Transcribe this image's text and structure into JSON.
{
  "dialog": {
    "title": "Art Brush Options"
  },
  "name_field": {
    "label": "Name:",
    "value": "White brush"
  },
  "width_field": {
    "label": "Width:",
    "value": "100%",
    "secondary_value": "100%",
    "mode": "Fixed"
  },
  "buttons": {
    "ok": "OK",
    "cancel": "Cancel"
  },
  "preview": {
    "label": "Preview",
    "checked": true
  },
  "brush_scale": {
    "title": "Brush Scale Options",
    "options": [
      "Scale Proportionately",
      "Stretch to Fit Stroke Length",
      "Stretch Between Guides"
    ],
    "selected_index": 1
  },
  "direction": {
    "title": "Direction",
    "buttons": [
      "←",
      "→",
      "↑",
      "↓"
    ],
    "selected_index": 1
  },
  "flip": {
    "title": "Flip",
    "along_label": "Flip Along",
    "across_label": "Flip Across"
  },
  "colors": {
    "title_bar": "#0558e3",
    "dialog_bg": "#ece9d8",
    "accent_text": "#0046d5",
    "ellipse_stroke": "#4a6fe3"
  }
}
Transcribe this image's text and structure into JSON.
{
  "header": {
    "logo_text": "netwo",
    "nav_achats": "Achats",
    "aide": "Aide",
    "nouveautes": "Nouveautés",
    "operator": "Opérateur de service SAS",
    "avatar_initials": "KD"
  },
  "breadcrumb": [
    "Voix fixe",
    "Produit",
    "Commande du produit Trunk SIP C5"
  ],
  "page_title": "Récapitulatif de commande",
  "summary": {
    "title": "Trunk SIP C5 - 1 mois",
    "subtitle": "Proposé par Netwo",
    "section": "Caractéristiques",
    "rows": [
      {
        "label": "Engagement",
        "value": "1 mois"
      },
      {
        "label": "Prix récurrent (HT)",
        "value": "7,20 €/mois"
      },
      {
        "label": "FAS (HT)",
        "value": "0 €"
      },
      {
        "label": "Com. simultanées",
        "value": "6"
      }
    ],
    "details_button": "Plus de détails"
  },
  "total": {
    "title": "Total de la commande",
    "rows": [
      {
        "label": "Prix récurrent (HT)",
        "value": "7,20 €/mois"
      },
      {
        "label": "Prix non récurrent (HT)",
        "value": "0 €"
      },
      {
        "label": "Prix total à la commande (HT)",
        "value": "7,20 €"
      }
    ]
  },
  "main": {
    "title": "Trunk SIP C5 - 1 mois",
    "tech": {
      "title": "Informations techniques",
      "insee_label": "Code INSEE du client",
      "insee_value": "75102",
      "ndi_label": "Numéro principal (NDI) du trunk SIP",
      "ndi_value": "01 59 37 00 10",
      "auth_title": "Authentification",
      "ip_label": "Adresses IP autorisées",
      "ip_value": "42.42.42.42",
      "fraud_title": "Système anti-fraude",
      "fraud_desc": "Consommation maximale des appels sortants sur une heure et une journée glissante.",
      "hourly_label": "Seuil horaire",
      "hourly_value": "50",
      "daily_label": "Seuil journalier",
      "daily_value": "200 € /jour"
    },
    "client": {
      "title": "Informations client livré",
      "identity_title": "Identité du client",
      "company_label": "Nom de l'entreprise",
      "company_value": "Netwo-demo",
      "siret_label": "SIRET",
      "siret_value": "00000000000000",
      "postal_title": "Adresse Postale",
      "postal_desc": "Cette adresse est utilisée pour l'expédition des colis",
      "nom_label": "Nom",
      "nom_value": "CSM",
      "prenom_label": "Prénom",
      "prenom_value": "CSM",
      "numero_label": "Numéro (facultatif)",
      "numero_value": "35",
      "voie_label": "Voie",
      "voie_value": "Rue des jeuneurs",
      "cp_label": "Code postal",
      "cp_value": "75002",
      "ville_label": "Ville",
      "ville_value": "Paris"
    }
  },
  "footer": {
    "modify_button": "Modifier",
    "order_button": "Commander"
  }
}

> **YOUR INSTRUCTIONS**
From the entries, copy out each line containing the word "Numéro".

> **FINISHED EXERCISE**
      "ndi_label": "Numéro principal (NDI) du trunk SIP",
      "numero_label": "Numéro (facultatif)",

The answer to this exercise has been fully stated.